What you will hear on “I Think I Need It To” are some of the Electrafixion-ized riffs, with some punk zeal. McCulloch adds his trademark prosaic lyrics and classic vocal that are so addictive that I defy you not to sing “Whatever you want…Whatever you need…” cranked up on your stereo while cruising down the highway. “Do You Know How I Am” is McCulloch’s social commentary on the Hollywood celebrity starving culture. Sergeant shreds the riffs over the Echo filled drum beats and Ian’s clever lyrical barbs will resonate while you reverberate to the three minutes of this futuristic melody.
The next song “Shroud of Turin” is McCulloch’s self proclaimed `tongue-in-cheek conversation with Jesus.’ Only Mac would have the gall to write a song where he meets the son of God: “It never happens when you want it to/ it never does what it’s supposed to do.” Mac’s lyrics deal with the unpredictability faith has in our lives. The Fountain grows with the irresistible chimes of “The Life of a Thousand Crimes.” I love Will’s jangling wah wah guitar riffs over Mac’s lyrical search for salvation in the surprise of love.
My favorite song is the title track, which has a stronger personal connection to me. You see “The Fountain” is going to be the theme to my wedding. We’re going to spin this beauty right after Michelle and I say our vows, and devote our lives to each other. Sealed with a kiss, and then here comes the greatness, our life together and this glorious song. Simply, “The Fountain” is the best song The Bunnymen have recorded since “Ocean Rain.” “The Fountain” has McCulloch’s trademark water filled imagery, soaring strings, Sergeant’s guitar greatness and a sound that’s timeless, everything we’ve come to expect from these mystical Liverpuldians.

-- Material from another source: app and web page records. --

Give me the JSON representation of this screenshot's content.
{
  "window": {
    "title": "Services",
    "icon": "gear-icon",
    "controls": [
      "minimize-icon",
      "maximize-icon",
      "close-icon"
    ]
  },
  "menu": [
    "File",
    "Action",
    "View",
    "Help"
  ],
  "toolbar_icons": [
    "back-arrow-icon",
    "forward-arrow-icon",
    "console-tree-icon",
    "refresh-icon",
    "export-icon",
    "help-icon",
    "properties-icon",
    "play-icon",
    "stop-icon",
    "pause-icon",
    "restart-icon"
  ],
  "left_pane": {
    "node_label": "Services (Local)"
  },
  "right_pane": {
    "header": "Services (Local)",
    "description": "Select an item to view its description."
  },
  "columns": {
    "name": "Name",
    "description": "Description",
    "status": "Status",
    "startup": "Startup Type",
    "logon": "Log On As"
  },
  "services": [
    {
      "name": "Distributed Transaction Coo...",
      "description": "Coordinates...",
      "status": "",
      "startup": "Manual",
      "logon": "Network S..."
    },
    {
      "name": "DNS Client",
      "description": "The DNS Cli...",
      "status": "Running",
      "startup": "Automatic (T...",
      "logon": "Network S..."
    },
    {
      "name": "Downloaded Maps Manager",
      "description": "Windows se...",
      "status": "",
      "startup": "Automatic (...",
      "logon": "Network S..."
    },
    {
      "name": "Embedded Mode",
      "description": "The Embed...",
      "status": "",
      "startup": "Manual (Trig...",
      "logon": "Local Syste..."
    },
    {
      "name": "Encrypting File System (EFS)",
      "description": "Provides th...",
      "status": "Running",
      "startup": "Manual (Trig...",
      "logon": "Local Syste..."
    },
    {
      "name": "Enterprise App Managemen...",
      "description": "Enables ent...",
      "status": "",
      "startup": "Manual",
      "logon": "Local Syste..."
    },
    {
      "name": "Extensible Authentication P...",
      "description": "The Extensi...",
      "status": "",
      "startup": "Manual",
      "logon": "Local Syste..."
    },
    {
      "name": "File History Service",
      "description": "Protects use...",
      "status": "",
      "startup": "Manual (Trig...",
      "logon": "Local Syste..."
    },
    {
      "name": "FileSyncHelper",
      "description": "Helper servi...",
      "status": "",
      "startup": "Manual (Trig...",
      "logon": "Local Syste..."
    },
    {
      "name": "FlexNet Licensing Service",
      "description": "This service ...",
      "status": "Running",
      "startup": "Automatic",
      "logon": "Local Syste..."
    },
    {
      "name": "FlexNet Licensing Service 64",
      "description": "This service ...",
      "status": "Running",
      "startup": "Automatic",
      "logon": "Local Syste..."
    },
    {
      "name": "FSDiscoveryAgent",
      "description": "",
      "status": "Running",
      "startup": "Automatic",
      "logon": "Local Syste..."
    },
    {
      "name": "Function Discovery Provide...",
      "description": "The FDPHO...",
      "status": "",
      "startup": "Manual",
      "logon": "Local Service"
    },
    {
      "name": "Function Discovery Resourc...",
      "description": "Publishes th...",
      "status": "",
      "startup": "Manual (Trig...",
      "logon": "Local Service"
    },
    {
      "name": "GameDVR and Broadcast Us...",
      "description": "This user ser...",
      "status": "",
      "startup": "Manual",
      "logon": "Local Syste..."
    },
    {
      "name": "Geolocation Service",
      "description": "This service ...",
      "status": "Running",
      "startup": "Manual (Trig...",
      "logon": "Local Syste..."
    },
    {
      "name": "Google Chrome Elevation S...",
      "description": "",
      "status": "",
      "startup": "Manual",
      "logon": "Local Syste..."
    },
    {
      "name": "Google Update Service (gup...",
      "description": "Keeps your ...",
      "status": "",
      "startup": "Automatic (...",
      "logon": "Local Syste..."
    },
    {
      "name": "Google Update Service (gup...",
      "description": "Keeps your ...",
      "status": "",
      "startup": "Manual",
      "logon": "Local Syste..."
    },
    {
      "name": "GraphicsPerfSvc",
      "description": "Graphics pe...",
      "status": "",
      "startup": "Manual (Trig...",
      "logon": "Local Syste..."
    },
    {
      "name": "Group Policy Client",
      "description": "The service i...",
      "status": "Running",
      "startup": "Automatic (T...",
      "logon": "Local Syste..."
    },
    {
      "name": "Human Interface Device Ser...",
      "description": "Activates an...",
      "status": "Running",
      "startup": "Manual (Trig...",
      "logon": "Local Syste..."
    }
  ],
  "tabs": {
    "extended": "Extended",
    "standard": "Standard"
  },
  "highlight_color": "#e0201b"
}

The Fountain climaxes with the very lovely “The Idolness of Gods.” In the vein of Evergreen‘s “Forgiven,” “Gods” reflects the rarely heard maturity of Ian contemplating his own future through his life as a lonesome lyrical king. When Mac sings, “Oh what now,” he’s not trying to be ironic. Nearing the twilight of his life as an artist, McCulloch and The Bunnymen are trying not to become irrelevant in this age of throw away Pop Idol fame where music often comes second to the goal of celebrity.
If The Fountain is any indication, McCulloch and Sergeant have nothing to worry about. In fact, none other than Quentin Tarantino is a devotee of The Bunnymen. The writer/director of “Inglorious Basterds” actually appeared on Jimmy Kimmel’s show because he was heart broken to miss the Ocean Rain revival shows in Los Angeles. Q.T. was actually star-struck meeting his Liverpuldian idols. Ian being his Mac self told Tarantino, “Stick us in one of your movies.” Quentin returned the favor with the highest compliment—while at the legendary Cavern Club in Liverpool he told a group of fans, “You don’t need The Beatles here…you’ve got Echo & the Bunnymen.” High praise from one genius to another. And you know Mac was thinking to himself, “damn right.”
Echo & the Bunnymen may be in the shadow of the Fab Four, but with fans like Tarantino they will never become irrelevant. Unconvinced? Take a dive inside The Fountain, one of the best albums of the year from a band bred from the Ocean Rains of Liverpool, still making waves towards the future. The voice, the guitar, the majesty is all there for you to rediscover again.
Velvet Underground – Loaded
Electrafixion – Burned
Pulp – We Love Life